The afternoon show will be geared toward kids. The evening show is for adults. What’s the difference between them? I talked to company member Sean M. Conroy, who says that little is done ahead of time to differentiate the shows. “It’s easy to fit the show to the audience because we’re so audience-dependent. The form we use for both is similar, but the shows themselves will be very different.”
Chicago City Limits shows mix pure improv with set pieces, which are sketches usually born in improvisation that are allowed to evolve into something almost scripted. “We’ll be doing some set pieces for both shows,” says Conroy, “and the rest is improvised. For the second show, there’ll be a lot more politically-related pieces. And it’ll be targeted for an adult audience.”
Although audience suggestions fuel the improvised pieces, there actually are rules used by the actors to make the scenes work well. Top of the list: never deny your partner (also called “agree and amplify.”) Whatever your scene partner suggests, you have to go along with it. This actually contributes to the freedom of the scene. Don’t ask your partner questions--they can strangle a scene. Above all, trust your partner. That’s why it’s important to practice and work as a company.
Founded in Chicago by George Todisco and a group of actors working with the renowned Second City, Chicago City Limits moved to Manhattan in 1979 and established its own theater there a year later. As one of the country’s finest improv troupes, membership is highly competitive – so Conroy was thrilled to be invited to join three years ago.
“In high school and college I acted in lots of plays and musicals,” he says. “I also started writing a lot of sketch comedy in college. I came to New York with vague notions of being an actor. Looking through the trade papers one day, I saw an ad for an improv comedy group and auditioned. They invited me to join, and I stayed with Falling Rock Zone for three years before starting my own group, Out There. And that’s who I was with when some people with Chicago City Limits saw me.”
Improvisational groups have been springing up around the country lately, bringing their particular brand of games and sketches to the clubs and theaters that used to be mainstays of standup comics. Conroy has a theory about that: “These things go in cycles. In the 80s, you had the standup era, until standup comedy got all over the TV channels. Now I think people are looking for alternatives, and improv is one of them. You can find it on TV now, but that’s nothing like the energy you get from a live show.”
Best of all for the improv actor, the skills learned in that context help with all other types of acting job. “We teach classes at our theater,” Conroy explains, “and a lot of actors who aren’t even looking to get into improv are attending. For myself, I’ve gotten a lot of work through the exposure with this company, and find I’m using a lot of the skills I’ve developed with them.”

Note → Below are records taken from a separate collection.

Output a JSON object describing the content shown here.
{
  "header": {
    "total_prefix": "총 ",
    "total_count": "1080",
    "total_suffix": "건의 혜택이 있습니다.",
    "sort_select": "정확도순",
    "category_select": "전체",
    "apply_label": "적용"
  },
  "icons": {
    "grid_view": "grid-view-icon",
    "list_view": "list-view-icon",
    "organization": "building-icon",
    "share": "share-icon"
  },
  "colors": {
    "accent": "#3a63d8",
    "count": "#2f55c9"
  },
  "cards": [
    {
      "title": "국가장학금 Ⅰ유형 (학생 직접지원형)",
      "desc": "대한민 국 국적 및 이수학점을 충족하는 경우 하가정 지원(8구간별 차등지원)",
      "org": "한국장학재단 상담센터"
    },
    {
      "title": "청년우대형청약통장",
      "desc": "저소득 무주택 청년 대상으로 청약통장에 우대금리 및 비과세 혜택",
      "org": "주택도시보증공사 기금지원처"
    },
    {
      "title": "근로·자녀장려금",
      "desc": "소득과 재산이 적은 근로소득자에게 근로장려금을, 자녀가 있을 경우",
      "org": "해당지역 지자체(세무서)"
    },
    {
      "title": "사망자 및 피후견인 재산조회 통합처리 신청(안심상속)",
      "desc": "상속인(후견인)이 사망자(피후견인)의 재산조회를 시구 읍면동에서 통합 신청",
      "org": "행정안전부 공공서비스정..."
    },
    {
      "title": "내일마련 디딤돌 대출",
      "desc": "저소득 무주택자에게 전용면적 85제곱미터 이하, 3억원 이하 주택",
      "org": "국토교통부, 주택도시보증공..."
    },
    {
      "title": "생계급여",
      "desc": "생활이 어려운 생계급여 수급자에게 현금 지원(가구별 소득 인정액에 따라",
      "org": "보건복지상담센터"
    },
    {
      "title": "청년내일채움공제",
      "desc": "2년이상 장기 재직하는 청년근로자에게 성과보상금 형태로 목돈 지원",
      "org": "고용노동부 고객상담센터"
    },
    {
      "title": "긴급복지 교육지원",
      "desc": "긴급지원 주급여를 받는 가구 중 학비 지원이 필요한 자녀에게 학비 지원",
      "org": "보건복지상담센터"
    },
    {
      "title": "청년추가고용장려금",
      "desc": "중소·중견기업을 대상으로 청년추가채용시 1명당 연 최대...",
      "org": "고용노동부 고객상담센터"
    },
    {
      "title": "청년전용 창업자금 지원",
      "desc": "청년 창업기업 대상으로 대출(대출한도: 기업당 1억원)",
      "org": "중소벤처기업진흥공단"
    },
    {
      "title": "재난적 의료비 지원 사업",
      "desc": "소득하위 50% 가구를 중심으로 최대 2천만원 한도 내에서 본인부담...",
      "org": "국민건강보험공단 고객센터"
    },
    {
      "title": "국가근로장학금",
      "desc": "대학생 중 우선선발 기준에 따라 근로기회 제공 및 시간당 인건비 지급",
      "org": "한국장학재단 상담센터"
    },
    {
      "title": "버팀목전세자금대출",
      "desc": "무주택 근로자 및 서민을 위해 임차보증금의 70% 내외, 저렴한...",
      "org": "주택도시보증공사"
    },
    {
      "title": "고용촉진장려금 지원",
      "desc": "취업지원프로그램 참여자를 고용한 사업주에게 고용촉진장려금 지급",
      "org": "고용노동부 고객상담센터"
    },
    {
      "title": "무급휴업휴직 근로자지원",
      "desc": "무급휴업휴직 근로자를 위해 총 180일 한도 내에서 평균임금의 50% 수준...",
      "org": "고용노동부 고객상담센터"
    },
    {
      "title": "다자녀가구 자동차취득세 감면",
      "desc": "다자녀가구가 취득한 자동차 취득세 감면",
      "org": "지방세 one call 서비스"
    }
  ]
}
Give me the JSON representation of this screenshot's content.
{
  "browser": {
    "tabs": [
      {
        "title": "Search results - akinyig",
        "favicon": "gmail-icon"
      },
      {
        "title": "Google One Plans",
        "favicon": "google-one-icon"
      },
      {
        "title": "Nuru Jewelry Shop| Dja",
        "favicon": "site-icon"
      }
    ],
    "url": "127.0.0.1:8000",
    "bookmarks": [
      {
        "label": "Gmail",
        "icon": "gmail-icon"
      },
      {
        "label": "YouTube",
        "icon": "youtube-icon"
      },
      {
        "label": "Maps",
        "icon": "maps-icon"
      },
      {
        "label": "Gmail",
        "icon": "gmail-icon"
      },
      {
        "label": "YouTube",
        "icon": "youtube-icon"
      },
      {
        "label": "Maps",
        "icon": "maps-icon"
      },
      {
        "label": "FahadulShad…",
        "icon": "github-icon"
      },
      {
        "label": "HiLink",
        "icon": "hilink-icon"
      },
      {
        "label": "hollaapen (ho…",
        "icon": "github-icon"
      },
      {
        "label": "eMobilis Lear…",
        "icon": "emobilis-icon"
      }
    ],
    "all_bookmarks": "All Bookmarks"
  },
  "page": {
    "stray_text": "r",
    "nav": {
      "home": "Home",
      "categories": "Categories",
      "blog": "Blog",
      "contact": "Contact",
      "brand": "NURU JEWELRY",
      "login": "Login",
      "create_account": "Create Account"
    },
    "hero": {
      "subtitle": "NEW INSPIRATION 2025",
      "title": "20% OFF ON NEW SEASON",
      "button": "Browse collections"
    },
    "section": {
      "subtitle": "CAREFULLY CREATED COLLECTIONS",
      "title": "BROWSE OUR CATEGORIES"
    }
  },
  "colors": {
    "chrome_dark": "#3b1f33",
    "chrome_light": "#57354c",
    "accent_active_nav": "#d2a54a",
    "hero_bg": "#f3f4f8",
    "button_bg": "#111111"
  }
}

Tickets for the 3 PM performance are $10. For the 8 PM show, tickets are $18 for adults and $15 for seniors. For more info, call the Egg box office.
– Metroland Magazine, 29 February 1996